“When I graduated, it was like someone reached in their pocket and pulled out a set of keys and said here are your keys to the world. I’ve been traveling the world ever since,” he said.
But the shortage of pilots is at a crisis level, and there is also a shortage of aircraft mechanics of about 770,000 globally, not to mention numerous adjacent jobs, including dispatchers, air traffic controllers.
“If they don’t want to be pilots, we can get them into other professions. Right now, we’re short over two million engineers,” he said.
Daniels said that partnering with Atlas, the Barboza Space Center, along with a host of other organizations is bringing high-quality expertise to inspire local kids from preschool through college.

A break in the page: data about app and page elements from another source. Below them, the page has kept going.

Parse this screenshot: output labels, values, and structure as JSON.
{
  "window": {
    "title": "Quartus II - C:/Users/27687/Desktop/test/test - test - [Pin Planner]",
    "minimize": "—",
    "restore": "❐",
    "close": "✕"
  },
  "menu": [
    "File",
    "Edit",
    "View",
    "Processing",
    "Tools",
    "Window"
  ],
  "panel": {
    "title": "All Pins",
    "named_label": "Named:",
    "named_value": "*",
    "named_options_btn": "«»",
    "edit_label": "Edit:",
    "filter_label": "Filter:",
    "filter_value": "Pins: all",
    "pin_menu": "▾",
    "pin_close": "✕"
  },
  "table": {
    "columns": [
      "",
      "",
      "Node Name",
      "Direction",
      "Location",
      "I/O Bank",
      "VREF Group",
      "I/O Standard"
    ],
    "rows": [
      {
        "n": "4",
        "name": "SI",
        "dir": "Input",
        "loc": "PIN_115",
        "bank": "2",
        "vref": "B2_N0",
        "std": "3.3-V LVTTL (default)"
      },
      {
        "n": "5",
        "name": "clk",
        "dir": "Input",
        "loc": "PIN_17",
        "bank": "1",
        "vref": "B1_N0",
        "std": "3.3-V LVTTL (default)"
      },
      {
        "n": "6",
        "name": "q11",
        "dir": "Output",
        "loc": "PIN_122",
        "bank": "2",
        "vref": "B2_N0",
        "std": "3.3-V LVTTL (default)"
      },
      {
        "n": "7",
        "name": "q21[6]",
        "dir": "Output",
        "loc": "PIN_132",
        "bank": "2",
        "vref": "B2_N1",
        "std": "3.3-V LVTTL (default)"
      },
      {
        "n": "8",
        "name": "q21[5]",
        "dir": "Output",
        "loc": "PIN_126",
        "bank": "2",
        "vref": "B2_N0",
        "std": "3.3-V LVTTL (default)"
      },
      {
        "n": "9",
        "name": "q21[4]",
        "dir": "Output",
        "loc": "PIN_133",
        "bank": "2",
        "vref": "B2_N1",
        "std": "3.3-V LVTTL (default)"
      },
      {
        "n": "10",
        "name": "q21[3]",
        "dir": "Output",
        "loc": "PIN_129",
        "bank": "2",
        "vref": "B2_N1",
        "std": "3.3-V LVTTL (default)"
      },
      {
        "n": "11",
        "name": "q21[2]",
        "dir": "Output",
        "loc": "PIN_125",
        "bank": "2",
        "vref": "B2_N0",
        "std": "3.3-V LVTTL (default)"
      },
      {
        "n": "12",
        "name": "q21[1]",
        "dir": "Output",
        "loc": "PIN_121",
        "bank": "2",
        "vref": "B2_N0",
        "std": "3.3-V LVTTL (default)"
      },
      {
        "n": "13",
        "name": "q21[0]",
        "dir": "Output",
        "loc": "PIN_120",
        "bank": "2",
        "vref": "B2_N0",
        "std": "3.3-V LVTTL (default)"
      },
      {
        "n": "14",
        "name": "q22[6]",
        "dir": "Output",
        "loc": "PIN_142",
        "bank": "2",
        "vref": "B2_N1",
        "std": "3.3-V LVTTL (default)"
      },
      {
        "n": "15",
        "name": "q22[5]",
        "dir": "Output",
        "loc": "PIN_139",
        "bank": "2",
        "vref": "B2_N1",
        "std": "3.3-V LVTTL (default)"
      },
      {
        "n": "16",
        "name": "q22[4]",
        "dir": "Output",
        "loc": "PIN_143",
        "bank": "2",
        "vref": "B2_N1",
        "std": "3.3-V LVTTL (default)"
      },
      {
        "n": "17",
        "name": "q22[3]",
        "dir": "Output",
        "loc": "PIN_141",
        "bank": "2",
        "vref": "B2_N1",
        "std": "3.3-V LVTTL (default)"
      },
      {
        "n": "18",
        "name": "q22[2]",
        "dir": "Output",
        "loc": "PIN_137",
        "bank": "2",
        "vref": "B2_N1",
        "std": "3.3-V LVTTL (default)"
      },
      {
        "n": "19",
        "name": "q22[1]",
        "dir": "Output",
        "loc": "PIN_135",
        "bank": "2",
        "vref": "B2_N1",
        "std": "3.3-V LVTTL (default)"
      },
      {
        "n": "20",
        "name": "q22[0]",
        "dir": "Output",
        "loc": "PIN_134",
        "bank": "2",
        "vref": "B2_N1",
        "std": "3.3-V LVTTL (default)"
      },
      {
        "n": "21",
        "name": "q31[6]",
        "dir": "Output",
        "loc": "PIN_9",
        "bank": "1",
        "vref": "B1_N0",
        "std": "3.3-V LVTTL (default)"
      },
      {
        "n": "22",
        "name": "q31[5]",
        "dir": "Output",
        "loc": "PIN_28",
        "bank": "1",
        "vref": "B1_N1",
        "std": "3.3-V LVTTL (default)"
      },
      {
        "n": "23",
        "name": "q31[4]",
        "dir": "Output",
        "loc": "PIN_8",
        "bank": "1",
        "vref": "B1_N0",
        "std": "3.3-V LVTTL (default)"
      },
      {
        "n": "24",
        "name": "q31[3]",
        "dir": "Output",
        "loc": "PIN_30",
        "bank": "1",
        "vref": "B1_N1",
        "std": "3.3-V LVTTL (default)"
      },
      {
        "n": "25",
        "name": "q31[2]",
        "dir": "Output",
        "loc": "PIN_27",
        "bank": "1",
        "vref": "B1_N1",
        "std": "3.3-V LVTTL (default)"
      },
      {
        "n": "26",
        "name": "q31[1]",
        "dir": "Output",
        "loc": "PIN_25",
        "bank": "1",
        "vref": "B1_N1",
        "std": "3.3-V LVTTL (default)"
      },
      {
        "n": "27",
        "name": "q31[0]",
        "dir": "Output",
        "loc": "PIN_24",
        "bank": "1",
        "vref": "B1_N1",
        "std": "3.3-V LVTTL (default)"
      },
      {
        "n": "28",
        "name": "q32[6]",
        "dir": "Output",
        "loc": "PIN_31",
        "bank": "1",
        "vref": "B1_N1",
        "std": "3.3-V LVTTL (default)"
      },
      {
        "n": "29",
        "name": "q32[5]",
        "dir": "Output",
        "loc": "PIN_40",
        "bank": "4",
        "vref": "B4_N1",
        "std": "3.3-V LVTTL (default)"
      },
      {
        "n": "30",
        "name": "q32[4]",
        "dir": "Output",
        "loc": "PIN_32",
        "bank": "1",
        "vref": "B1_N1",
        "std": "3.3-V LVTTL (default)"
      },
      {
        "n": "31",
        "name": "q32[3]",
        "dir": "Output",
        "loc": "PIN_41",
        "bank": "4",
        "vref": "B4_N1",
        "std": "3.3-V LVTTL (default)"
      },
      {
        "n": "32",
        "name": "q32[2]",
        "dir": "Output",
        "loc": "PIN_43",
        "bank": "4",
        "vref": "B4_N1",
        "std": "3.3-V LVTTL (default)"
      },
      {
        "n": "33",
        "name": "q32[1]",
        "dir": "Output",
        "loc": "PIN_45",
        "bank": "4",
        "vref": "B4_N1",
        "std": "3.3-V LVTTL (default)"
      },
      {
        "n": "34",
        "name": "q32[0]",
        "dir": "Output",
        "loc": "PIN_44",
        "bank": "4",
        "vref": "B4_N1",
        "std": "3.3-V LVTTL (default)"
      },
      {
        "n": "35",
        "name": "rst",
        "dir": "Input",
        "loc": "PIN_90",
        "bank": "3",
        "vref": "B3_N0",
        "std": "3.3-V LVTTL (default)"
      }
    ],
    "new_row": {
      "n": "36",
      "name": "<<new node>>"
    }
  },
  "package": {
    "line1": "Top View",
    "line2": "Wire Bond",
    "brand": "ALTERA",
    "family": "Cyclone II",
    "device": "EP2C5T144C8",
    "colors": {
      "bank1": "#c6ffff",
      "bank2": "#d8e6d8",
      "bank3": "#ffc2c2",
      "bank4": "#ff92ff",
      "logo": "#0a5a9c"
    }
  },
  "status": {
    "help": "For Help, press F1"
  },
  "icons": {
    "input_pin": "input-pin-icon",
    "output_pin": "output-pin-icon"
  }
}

His Shades of Blue program gets students on track, mentors them every step of the way. If the math is hard, he said they offer strong support to make it easy.
“They have kids doing trigonometry and differential equations on how to measure dust devils on the surface of Mars,” he said. “Some are 1,700 feet tall.”
Daniels established Shades of Blue 20 years ago, an organization of pilots, engineers, scientists, and educators with chapters in numerous cities and states. Today, Black and Brown kids are getting into top fields just as he envisioned.
Recently, his niece made captain, and another young man from Ontario is part of his organization. Navy commander Victor J. Glover, Jr. was selected in 2013 as one of the astronauts to go up to SpaceX International Space Station.
“Those are the things we’re actually seeing from our successes, we have a lot of folks hired on with several different airlines. We have a proven track record,” he said.
For parents that want to get their kids involved, scholarships are available.
“In my opinion, there’s a lot of diamonds in the rough out there, and I don’t want to leave any opportunity out for the kids,” he said.
For more information, see <http://www.aeropathways.com/>
To view Ed Dwight’s history, see <https://www.eddwight.com/>